Kinnaree Silk and Linen – one of the few air-conditioned booths – offers an excellent selection of silk women’s wear for all occasions for 1000 baht ($32) to upwards of 5000 baht (Section 9, Soi 18). For fans of bags crafted from multihued cow hide, Guate Leather offers an excellent selection of finely crafted, limited edition handbags, big and small, in a rainbow of colors (Section 24, Soi 33). For those with an edgier fashion sense, a trip to Masque & 17:09 does not disappoint. Polka dots and paint splattered designs adorn the casual wear at this shop, for both sexes.

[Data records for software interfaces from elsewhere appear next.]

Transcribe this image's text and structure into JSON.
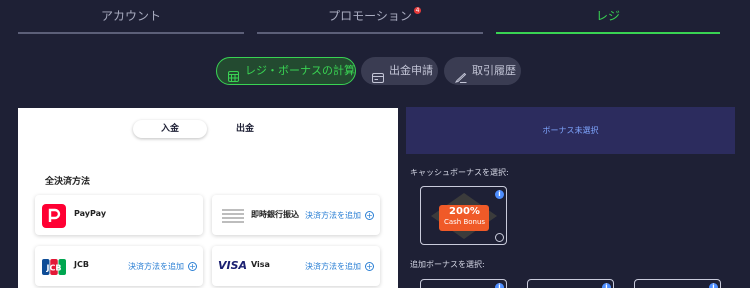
{
  "tabs": [
    {
      "label": "アカウント"
    },
    {
      "label": "プロモーション",
      "badge": "4"
    },
    {
      "label": "レジ",
      "active": true
    }
  ],
  "pills": [
    {
      "label": "レジ・ボーナスの計算",
      "icon": "calculator-icon",
      "active": true
    },
    {
      "label": "出金申請",
      "icon": "card-icon"
    },
    {
      "label": "取引履歴",
      "icon": "pencil-icon"
    }
  ],
  "segments": {
    "deposit": "入金",
    "withdraw": "出金"
  },
  "payment": {
    "section_title": "全決済方法",
    "methods": [
      {
        "name": "PayPay",
        "icon": "paypay-logo"
      },
      {
        "name": "即時銀行振込",
        "icon": "bank-transfer-icon",
        "action": "決済方法を追加"
      },
      {
        "name": "JCB",
        "icon": "jcb-logo",
        "action": "決済方法を追加"
      },
      {
        "name": "Visa",
        "icon": "visa-logo",
        "logo_text": "VISA",
        "action": "決済方法を追加"
      }
    ]
  },
  "bonus": {
    "status": "ボーナス未選択",
    "cashback_label": "キャッシュボーナスを選択:",
    "card": {
      "pct": "200%",
      "text": "Cash Bonus"
    },
    "extra_label": "追加ボーナスを選択:"
  },
  "colors": {
    "accent": "#39d353",
    "background": "#1e2035",
    "bonus_orange": "#f05a28",
    "link": "#2a7fd4"
  }
}
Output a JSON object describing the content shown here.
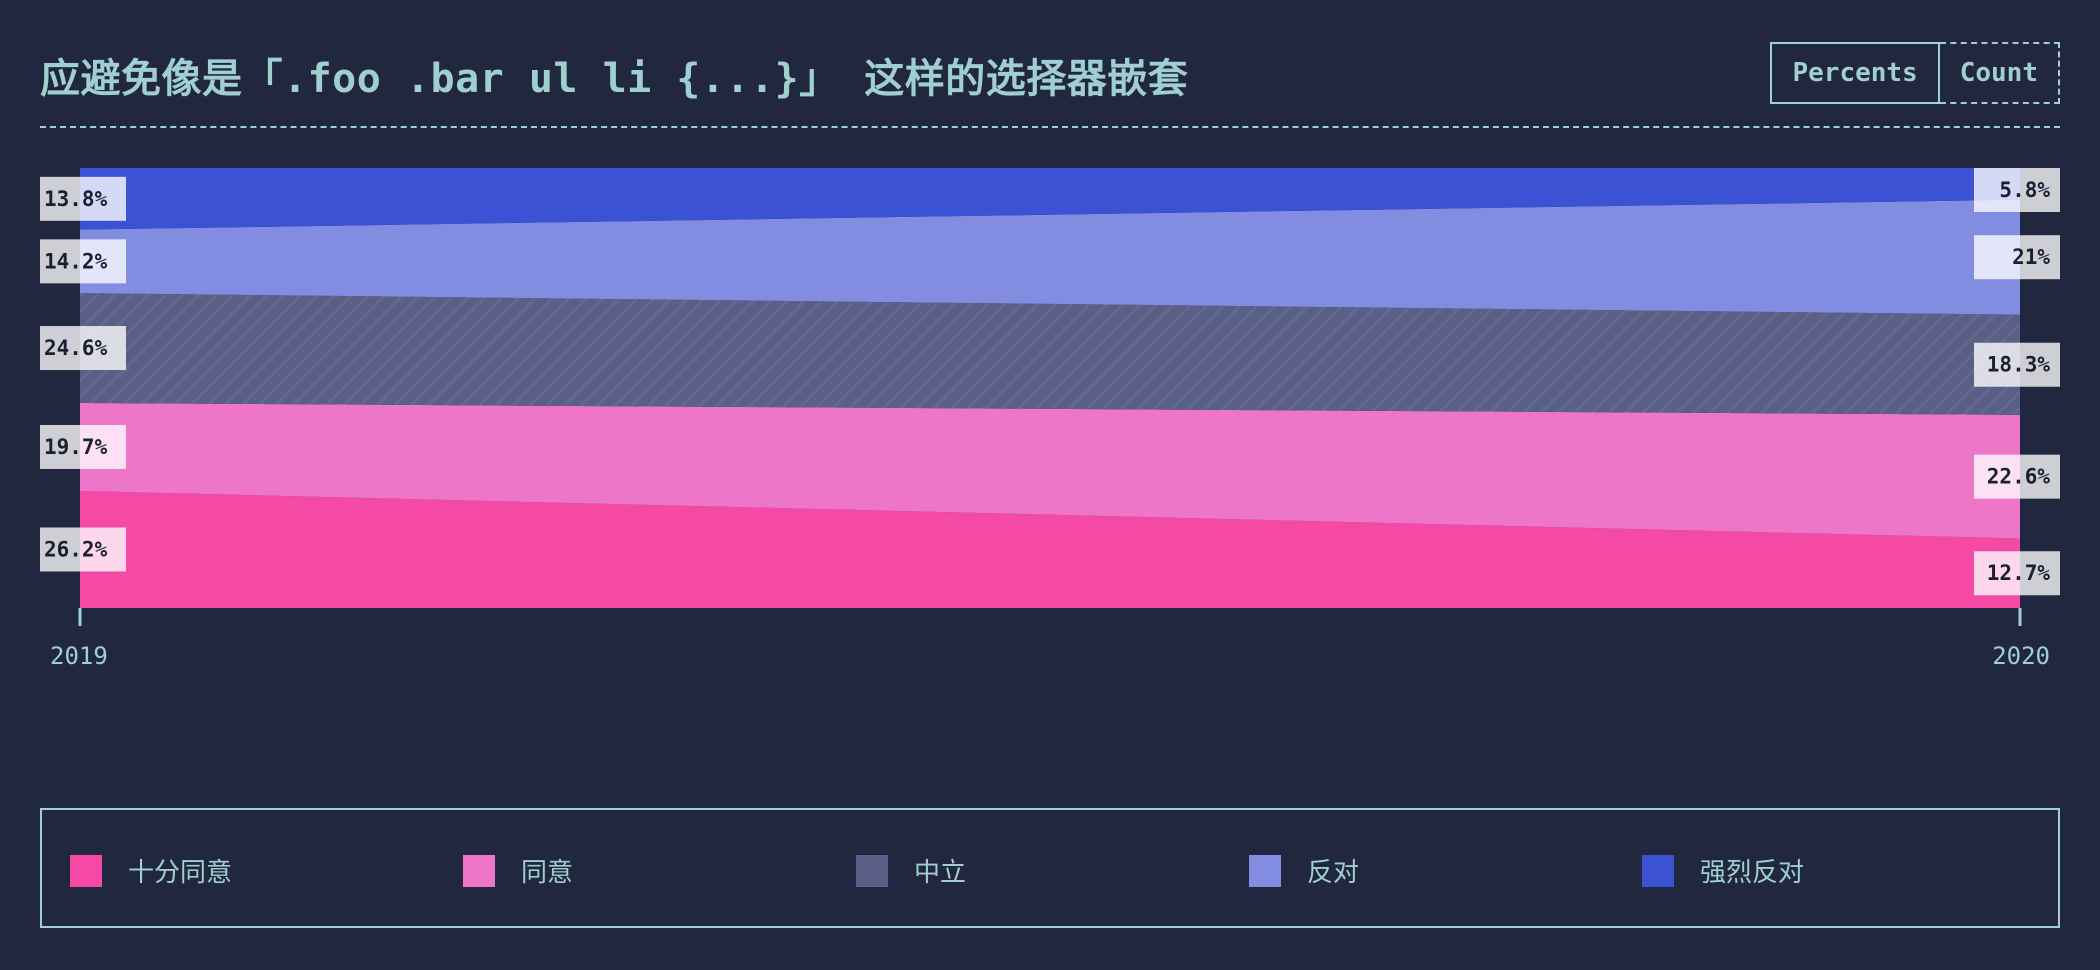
{
  "header": {
    "title": "应避免像是「.foo .bar ul li {...}」 这样的选择器嵌套",
    "toggle": [
      {
        "label": "Percents",
        "active": true
      },
      {
        "label": "Count",
        "active": false
      }
    ]
  },
  "chart_data": {
    "type": "area",
    "stacked": true,
    "normalized": true,
    "categories": [
      "2019",
      "2020"
    ],
    "series": [
      {
        "name": "十分同意",
        "values": [
          26.2,
          12.7
        ],
        "labels": [
          "26.2%",
          "12.7%"
        ],
        "color": "#f449a4"
      },
      {
        "name": "同意",
        "values": [
          19.7,
          22.6
        ],
        "labels": [
          "19.7%",
          "22.6%"
        ],
        "color": "#ee76c9"
      },
      {
        "name": "中立",
        "values": [
          24.6,
          18.3
        ],
        "labels": [
          "24.6%",
          "18.3%"
        ],
        "color": "#5a5f85"
      },
      {
        "name": "反对",
        "values": [
          14.2,
          21
        ],
        "labels": [
          "14.2%",
          "21%"
        ],
        "color": "#828de2"
      },
      {
        "name": "强烈反对",
        "values": [
          13.8,
          5.8
        ],
        "labels": [
          "13.8%",
          "5.8%"
        ],
        "color": "#3c52d4"
      }
    ],
    "legend_position": "bottom"
  },
  "legend": {
    "items": [
      {
        "label": "十分同意",
        "color": "#f449a4"
      },
      {
        "label": "同意",
        "color": "#ee76c9"
      },
      {
        "label": "中立",
        "color": "#5a5f85"
      },
      {
        "label": "反对",
        "color": "#828de2"
      },
      {
        "label": "强烈反对",
        "color": "#3c52d4"
      }
    ]
  }
}
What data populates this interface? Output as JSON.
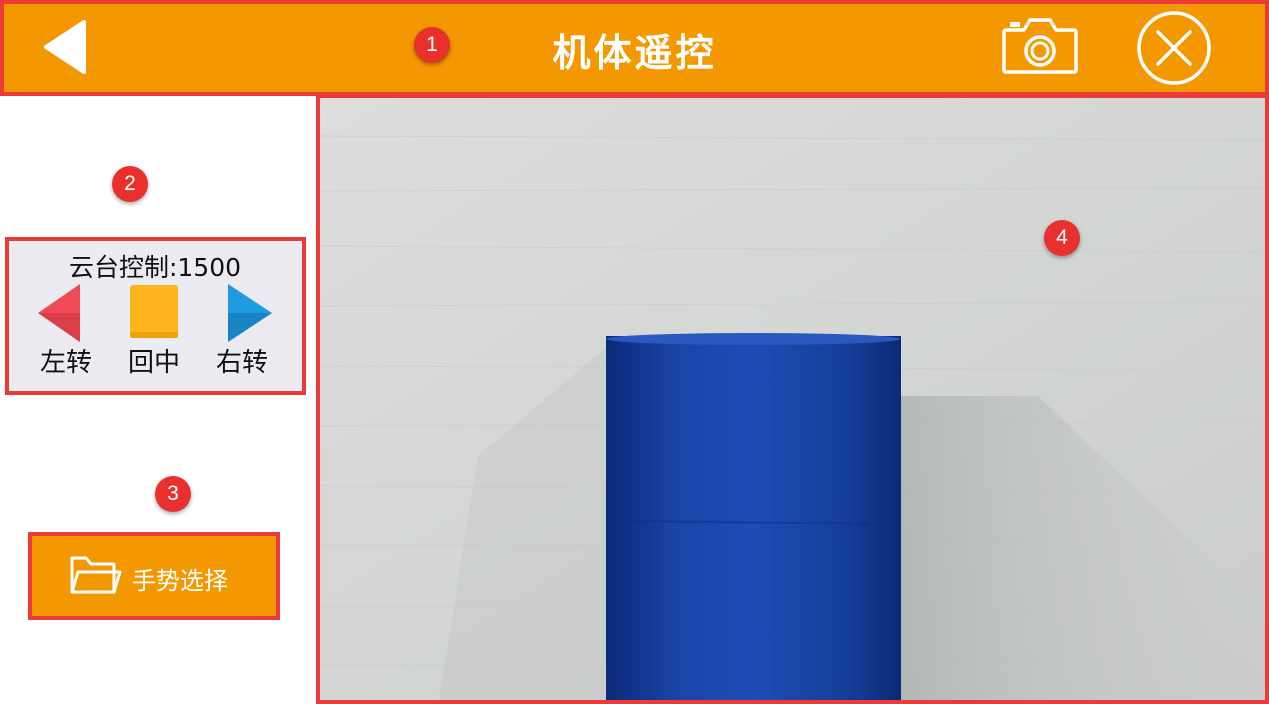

Other noteworthy shops to explore include Anyadharu – scent-infused bath and body products (Section 3, Soi 3) – and Backyard Jewellery – offering what the name suggests (Section 4, Soi 2). Travel + Leisure offers another list of stellar shops here.

Flickr (Kobetsai)Caveat emptor: Antique hunting is a risky undertaking at Chatuchak, where fake merchandise is not uncommon. Shoppers must be prepared to walk away if prices seem off.

Given the tropical heat, it’s also a good idea to wear light, comfortable clothing, walking shoes, sun protection and bottled water. Further, cash is the preferred medium of exchange – ATMs are often spread far apart and most vendors do not take credit cards. A final note: it’s worth showing up in the morning before the heat and crowds overtake the market grounds.

If all of this sounds overwhelming, Lonely Planet offers some basic advice. Rule number one: know where you’re going. Those 27 sections can begin to feel like a labyrinthine Moroccan souk if you don’t have a game plan. Rule number two: if you love it, buy it. Things are snatched up quickly at Chatuchak. Don’t hesitate. Just buy it if you feel you must. Rule number three: learn to love bargaining.

Just be sure to do it the Thai way – with a smile.

For information on market access and hours, visit here.